WHAT IS EXPECTED — For the word "JSON", give the number of lines in these entries that contain it, with nothing else.

Dataset excerpts
****
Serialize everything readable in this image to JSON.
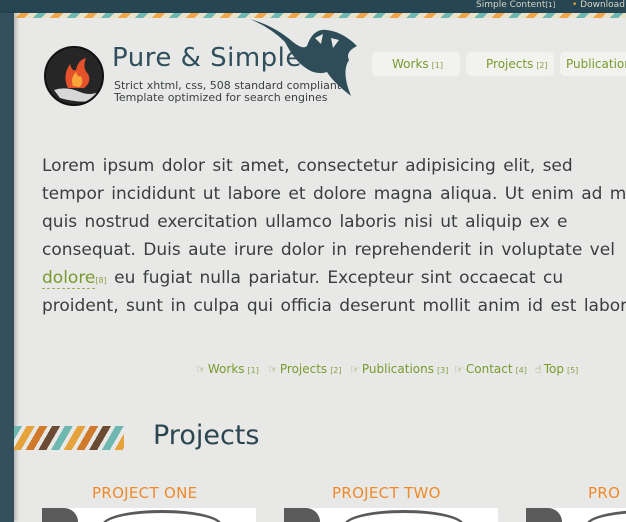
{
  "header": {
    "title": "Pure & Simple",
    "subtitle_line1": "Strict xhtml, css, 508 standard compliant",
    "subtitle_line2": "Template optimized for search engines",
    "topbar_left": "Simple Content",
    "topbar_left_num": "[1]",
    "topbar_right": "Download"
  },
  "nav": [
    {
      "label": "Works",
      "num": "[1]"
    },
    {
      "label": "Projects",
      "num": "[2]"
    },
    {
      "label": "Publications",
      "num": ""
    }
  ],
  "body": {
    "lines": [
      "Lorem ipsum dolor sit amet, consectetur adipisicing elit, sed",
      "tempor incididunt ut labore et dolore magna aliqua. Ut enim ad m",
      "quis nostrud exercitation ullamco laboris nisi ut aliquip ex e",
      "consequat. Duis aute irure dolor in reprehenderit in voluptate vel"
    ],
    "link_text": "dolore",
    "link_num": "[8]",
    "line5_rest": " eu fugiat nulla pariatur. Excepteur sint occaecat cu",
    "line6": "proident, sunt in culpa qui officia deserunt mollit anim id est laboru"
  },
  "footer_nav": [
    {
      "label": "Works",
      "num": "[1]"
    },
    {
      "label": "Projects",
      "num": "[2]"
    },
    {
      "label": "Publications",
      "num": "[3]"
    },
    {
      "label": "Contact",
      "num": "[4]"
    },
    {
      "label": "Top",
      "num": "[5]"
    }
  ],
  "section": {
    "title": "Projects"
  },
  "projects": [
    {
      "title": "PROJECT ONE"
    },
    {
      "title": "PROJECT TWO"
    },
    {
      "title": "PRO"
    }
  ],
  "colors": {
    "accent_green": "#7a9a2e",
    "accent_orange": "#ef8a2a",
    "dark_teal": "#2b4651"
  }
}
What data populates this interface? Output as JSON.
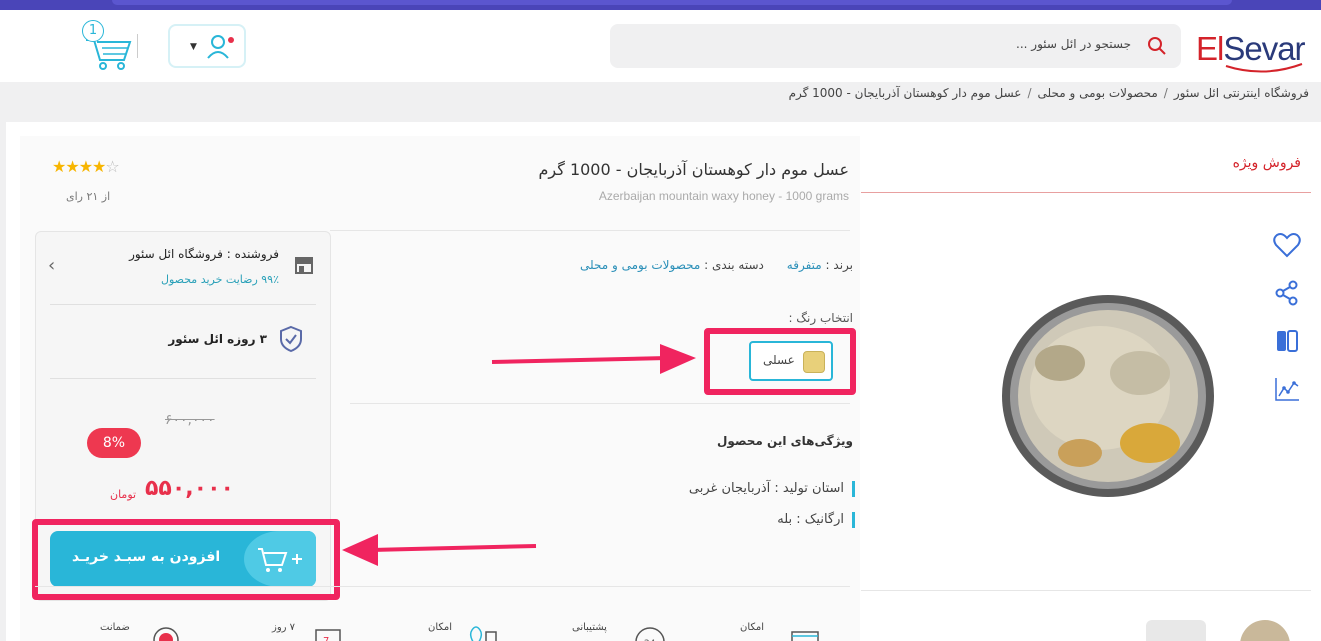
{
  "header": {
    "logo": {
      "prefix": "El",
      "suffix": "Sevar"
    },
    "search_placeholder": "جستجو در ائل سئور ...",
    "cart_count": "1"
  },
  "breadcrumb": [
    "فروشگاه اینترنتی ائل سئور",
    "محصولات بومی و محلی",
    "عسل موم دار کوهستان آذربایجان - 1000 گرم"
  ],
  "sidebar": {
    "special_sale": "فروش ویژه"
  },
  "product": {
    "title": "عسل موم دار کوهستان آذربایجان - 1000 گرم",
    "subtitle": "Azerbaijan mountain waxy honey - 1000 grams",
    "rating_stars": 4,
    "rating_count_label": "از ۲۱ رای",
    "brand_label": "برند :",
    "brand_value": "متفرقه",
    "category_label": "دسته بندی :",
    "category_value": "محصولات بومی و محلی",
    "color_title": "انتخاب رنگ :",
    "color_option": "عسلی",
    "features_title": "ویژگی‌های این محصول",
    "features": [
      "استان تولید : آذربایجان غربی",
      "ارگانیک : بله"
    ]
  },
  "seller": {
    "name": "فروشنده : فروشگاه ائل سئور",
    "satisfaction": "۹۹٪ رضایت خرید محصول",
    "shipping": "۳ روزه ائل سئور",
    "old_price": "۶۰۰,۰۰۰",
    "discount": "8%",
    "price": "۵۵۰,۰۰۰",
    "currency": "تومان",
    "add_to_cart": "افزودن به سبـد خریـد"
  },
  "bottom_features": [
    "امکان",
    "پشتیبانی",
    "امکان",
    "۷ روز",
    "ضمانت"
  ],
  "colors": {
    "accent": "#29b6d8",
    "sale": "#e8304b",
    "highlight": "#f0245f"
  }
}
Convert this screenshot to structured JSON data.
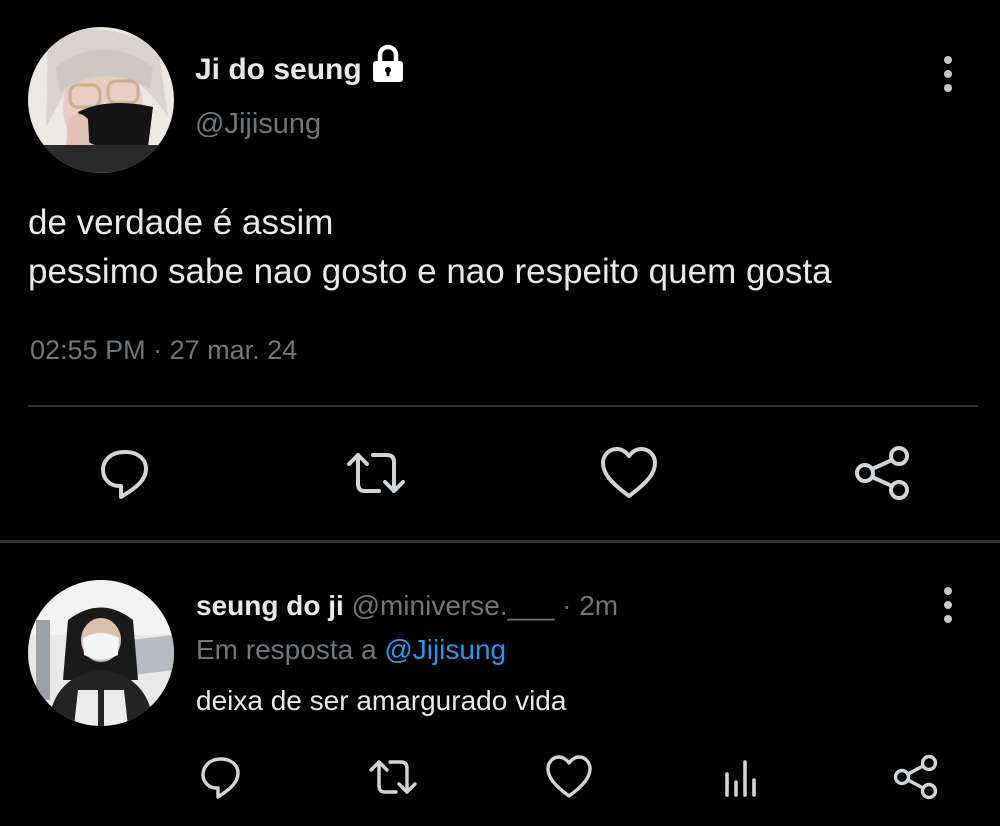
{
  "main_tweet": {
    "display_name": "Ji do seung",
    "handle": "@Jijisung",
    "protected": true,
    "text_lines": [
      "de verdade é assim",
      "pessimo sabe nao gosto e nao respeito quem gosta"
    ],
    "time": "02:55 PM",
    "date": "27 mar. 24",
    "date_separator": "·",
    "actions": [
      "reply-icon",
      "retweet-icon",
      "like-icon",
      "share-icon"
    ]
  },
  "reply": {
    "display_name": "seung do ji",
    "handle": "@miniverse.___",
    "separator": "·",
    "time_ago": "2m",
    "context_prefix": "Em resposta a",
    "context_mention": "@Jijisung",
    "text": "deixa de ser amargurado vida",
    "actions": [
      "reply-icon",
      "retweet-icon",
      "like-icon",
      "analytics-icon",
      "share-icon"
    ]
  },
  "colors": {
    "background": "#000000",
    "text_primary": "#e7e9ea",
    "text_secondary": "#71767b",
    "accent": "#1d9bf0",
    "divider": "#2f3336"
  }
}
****
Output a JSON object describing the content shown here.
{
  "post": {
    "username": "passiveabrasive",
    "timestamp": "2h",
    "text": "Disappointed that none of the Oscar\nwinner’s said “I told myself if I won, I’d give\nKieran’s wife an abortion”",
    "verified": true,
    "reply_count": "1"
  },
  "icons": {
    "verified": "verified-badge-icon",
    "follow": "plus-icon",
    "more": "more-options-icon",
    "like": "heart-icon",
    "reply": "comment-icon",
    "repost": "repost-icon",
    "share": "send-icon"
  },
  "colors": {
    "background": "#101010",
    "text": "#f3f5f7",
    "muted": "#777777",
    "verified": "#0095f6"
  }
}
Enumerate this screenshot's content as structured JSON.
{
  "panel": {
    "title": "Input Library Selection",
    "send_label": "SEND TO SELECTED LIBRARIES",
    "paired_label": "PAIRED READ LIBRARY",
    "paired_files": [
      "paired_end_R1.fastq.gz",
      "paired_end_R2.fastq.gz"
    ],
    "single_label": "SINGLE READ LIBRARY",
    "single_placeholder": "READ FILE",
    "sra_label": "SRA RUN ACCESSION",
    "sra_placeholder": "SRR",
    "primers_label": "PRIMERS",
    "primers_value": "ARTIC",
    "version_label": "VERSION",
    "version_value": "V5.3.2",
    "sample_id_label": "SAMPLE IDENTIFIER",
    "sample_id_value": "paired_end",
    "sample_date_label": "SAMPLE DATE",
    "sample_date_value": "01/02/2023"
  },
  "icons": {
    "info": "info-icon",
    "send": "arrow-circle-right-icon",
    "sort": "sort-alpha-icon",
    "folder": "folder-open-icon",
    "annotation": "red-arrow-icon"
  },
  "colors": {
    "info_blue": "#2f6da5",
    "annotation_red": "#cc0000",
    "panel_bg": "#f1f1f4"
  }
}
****
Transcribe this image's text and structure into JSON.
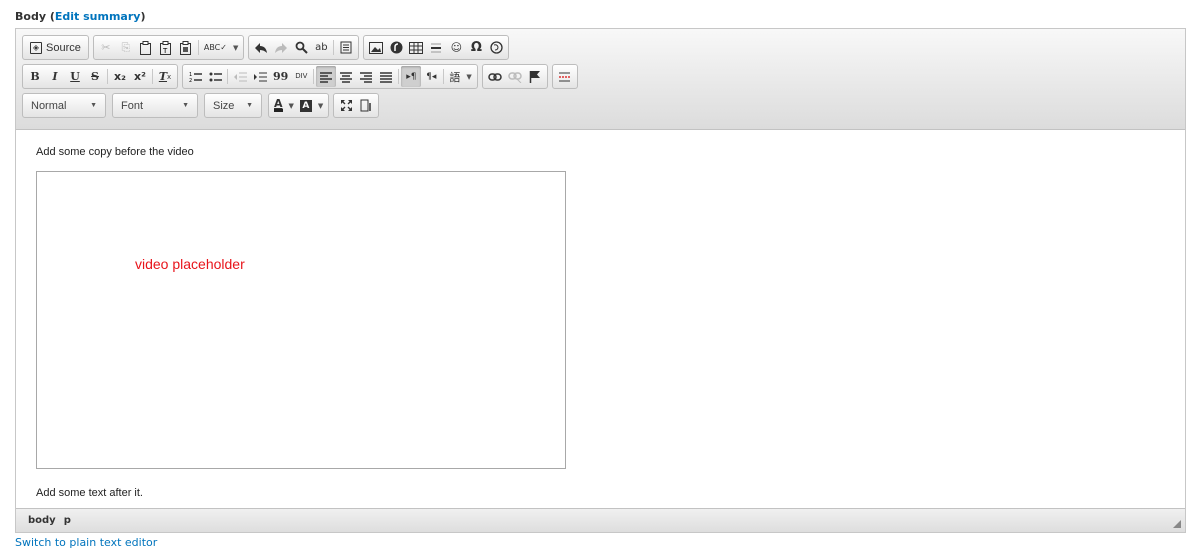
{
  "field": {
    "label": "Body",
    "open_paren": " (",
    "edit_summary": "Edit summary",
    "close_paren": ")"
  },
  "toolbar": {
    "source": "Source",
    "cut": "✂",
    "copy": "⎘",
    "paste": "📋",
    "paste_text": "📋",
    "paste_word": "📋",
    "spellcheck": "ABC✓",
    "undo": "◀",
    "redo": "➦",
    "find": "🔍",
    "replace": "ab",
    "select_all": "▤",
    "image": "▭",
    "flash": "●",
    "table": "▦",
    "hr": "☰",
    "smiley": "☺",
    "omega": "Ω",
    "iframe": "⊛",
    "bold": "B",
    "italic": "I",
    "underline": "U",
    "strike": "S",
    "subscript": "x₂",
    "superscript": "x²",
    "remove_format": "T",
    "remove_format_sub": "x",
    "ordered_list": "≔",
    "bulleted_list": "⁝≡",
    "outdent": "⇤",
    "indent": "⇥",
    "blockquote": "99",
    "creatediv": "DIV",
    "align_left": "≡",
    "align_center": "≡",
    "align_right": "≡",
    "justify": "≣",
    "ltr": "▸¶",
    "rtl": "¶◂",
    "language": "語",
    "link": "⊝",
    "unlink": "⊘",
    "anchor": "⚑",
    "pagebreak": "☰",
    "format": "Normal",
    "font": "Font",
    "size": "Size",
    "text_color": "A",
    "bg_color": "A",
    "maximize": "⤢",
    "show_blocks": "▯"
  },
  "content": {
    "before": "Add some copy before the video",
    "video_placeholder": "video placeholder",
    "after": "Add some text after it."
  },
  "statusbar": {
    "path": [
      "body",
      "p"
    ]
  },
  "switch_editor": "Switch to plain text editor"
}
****
OUTPUT BELOW — 6